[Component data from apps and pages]
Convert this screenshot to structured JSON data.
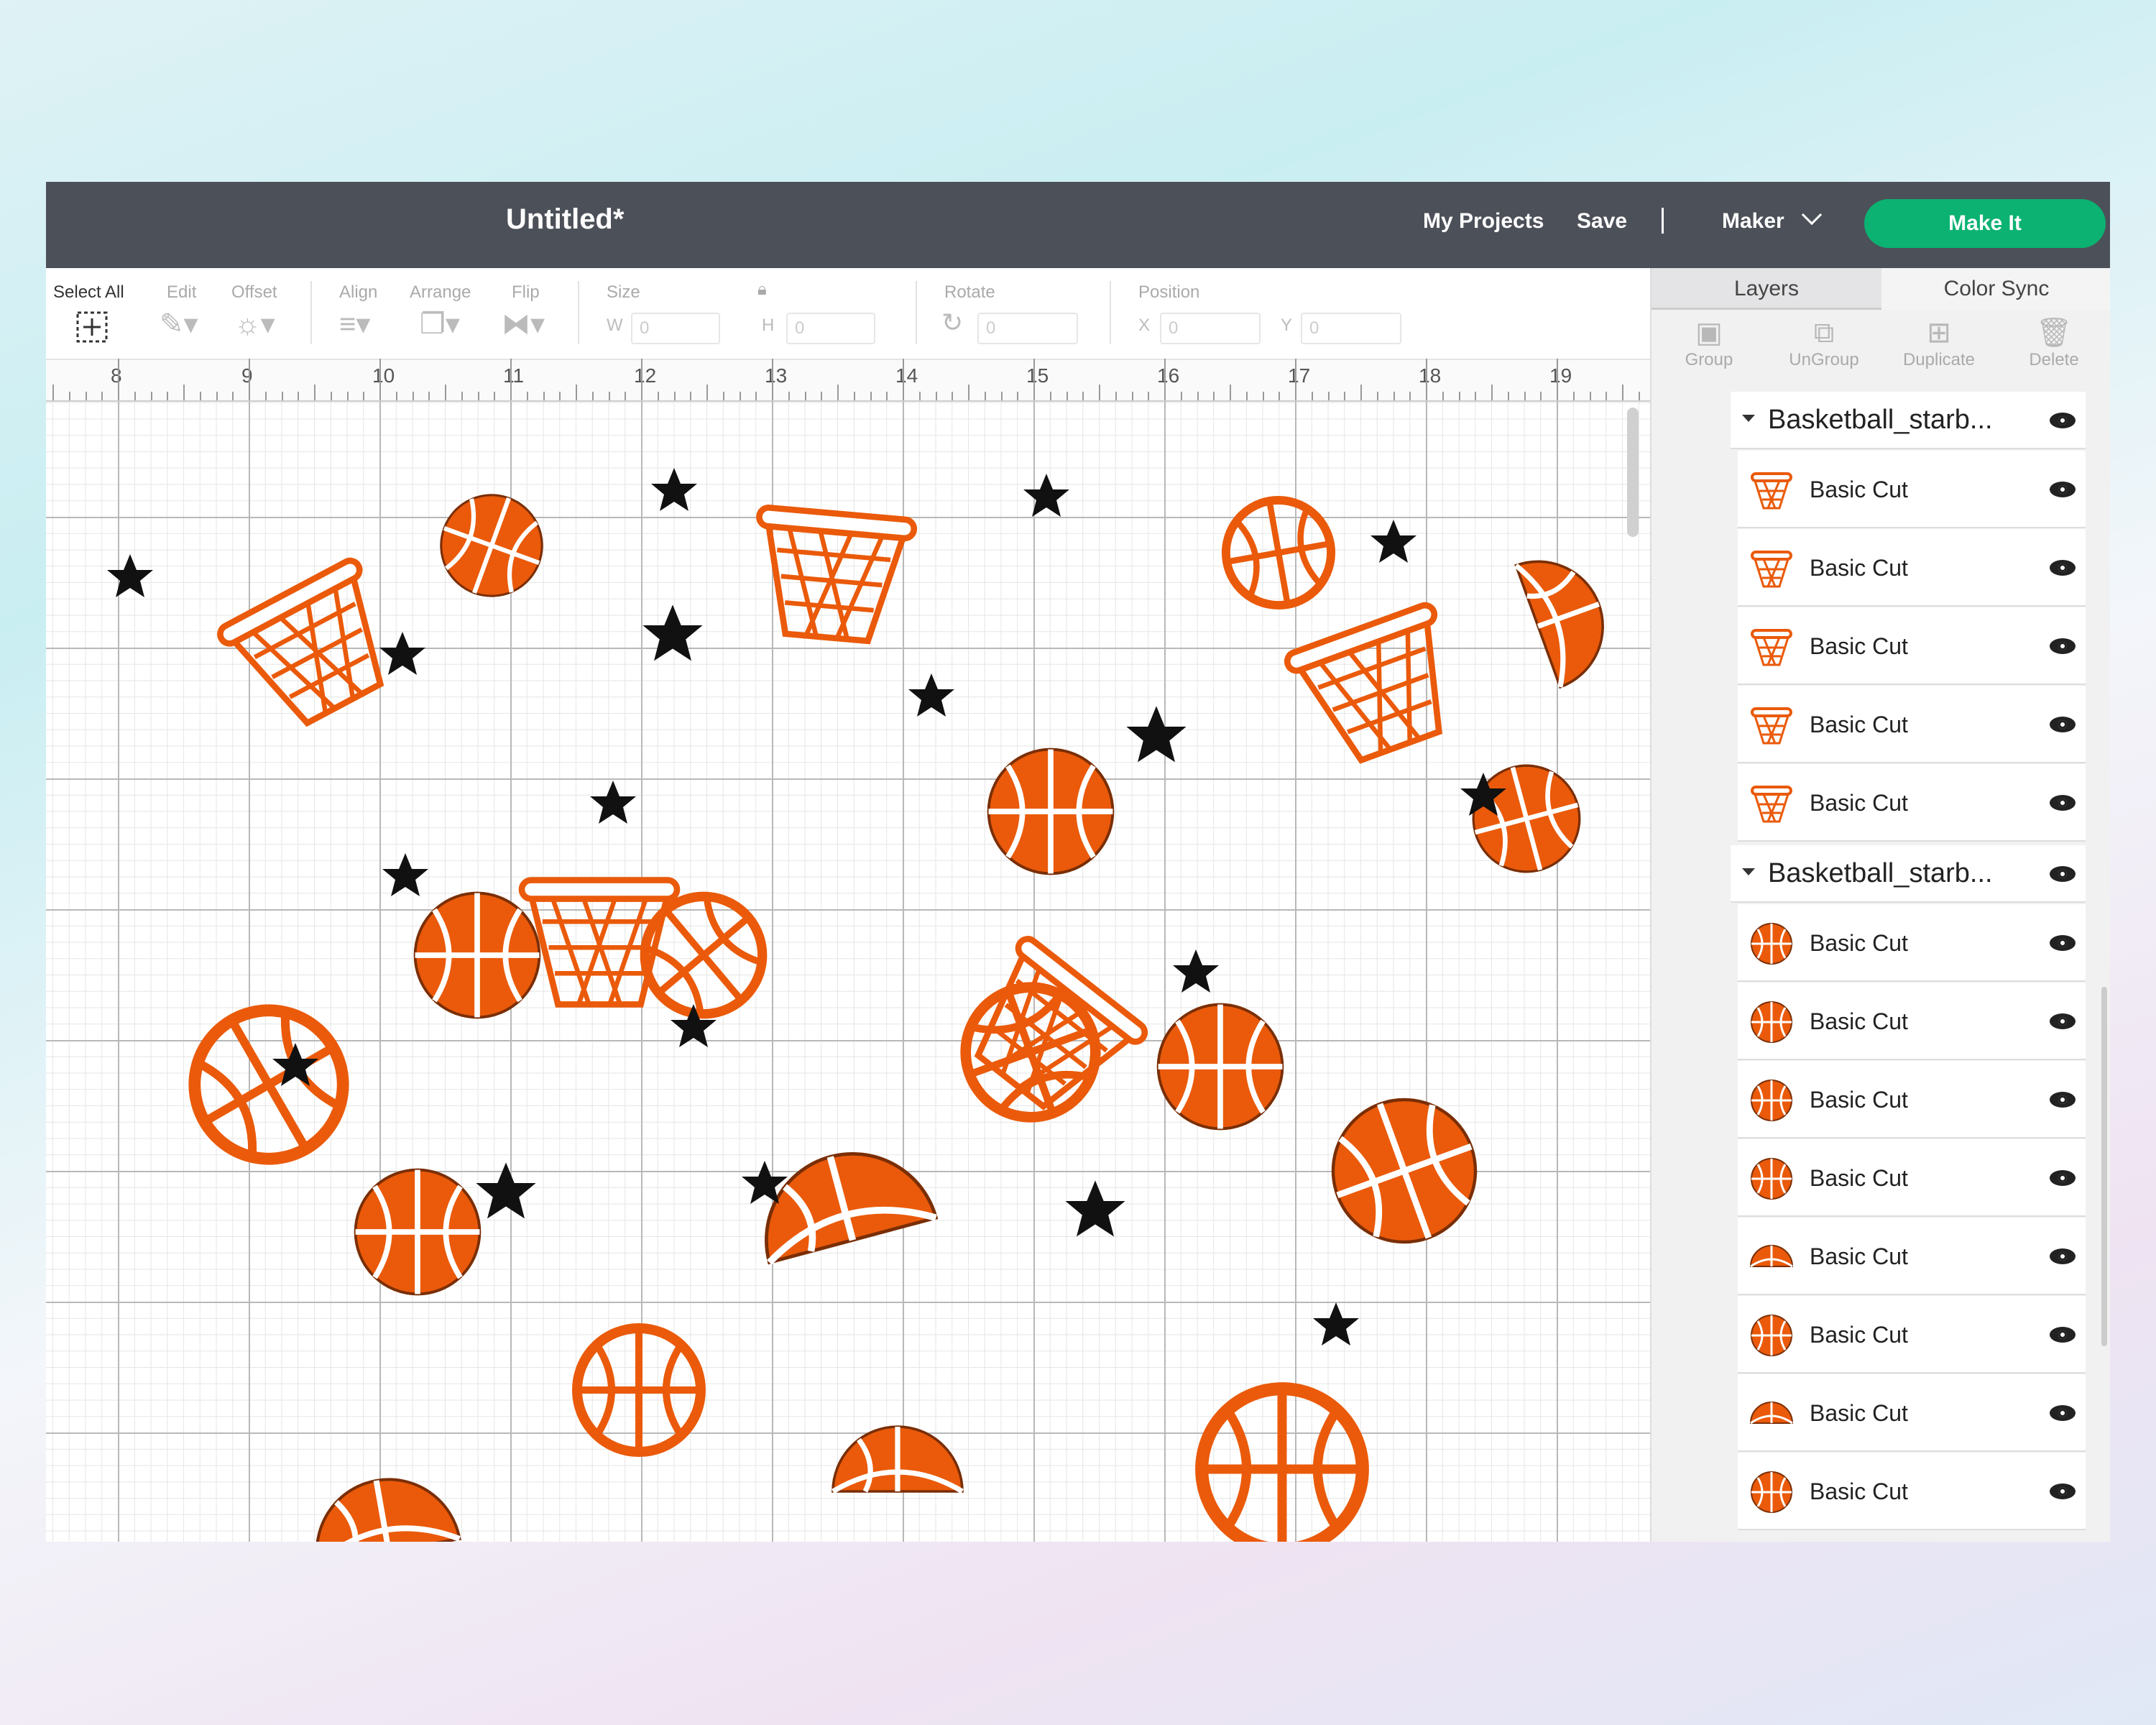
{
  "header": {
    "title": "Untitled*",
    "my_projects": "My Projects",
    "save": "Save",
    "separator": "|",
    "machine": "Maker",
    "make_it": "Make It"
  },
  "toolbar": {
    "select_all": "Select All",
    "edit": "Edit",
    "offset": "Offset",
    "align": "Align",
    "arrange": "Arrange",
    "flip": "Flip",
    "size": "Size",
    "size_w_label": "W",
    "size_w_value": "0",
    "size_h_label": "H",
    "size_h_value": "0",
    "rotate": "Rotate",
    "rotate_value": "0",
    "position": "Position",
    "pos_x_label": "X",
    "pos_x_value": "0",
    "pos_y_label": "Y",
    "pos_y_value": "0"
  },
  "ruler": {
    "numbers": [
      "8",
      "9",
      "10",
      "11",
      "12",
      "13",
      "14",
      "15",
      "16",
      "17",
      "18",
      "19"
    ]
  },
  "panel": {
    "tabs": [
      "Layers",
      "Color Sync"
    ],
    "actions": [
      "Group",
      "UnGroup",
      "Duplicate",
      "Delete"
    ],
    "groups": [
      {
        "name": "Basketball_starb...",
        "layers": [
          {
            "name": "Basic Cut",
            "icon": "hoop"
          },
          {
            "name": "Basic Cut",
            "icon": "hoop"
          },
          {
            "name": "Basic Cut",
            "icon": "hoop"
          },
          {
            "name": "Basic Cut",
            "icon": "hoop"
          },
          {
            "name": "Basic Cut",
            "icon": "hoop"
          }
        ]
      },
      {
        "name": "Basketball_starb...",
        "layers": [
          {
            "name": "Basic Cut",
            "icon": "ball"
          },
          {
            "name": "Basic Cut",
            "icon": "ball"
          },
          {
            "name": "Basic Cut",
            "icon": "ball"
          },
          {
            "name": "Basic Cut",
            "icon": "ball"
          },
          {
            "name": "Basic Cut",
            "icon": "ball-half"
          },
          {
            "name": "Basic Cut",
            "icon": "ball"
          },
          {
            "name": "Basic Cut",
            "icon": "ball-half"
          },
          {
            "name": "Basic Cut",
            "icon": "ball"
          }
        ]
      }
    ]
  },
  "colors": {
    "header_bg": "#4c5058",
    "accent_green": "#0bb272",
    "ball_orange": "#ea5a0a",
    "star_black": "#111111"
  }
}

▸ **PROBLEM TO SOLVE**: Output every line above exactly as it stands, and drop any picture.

▸ **RESPONSE AREA**:
Convert this screenshot to structured JSON data.
{
  "header": {
    "title": "Untitled*",
    "my_projects": "My Projects",
    "save": "Save",
    "separator": "|",
    "machine": "Maker",
    "make_it": "Make It"
  },
  "toolbar": {
    "select_all": "Select All",
    "edit": "Edit",
    "offset": "Offset",
    "align": "Align",
    "arrange": "Arrange",
    "flip": "Flip",
    "size": "Size",
    "size_w_label": "W",
    "size_w_value": "0",
    "size_h_label": "H",
    "size_h_value": "0",
    "rotate": "Rotate",
    "rotate_value": "0",
    "position": "Position",
    "pos_x_label": "X",
    "pos_x_value": "0",
    "pos_y_label": "Y",
    "pos_y_value": "0"
  },
  "ruler": {
    "numbers": [
      "8",
      "9",
      "10",
      "11",
      "12",
      "13",
      "14",
      "15",
      "16",
      "17",
      "18",
      "19"
    ]
  },
  "panel": {
    "tabs": [
      "Layers",
      "Color Sync"
    ],
    "actions": [
      "Group",
      "UnGroup",
      "Duplicate",
      "Delete"
    ],
    "groups": [
      {
        "name": "Basketball_starb...",
        "layers": [
          {
            "name": "Basic Cut",
            "icon": "hoop"
          },
          {
            "name": "Basic Cut",
            "icon": "hoop"
          },
          {
            "name": "Basic Cut",
            "icon": "hoop"
          },
          {
            "name": "Basic Cut",
            "icon": "hoop"
          },
          {
            "name": "Basic Cut",
            "icon": "hoop"
          }
        ]
      },
      {
        "name": "Basketball_starb...",
        "layers": [
          {
            "name": "Basic Cut",
            "icon": "ball"
          },
          {
            "name": "Basic Cut",
            "icon": "ball"
          },
          {
            "name": "Basic Cut",
            "icon": "ball"
          },
          {
            "name": "Basic Cut",
            "icon": "ball"
          },
          {
            "name": "Basic Cut",
            "icon": "ball-half"
          },
          {
            "name": "Basic Cut",
            "icon": "ball"
          },
          {
            "name": "Basic Cut",
            "icon": "ball-half"
          },
          {
            "name": "Basic Cut",
            "icon": "ball"
          }
        ]
      }
    ]
  },
  "colors": {
    "header_bg": "#4c5058",
    "accent_green": "#0bb272",
    "ball_orange": "#ea5a0a",
    "star_black": "#111111"
  }
}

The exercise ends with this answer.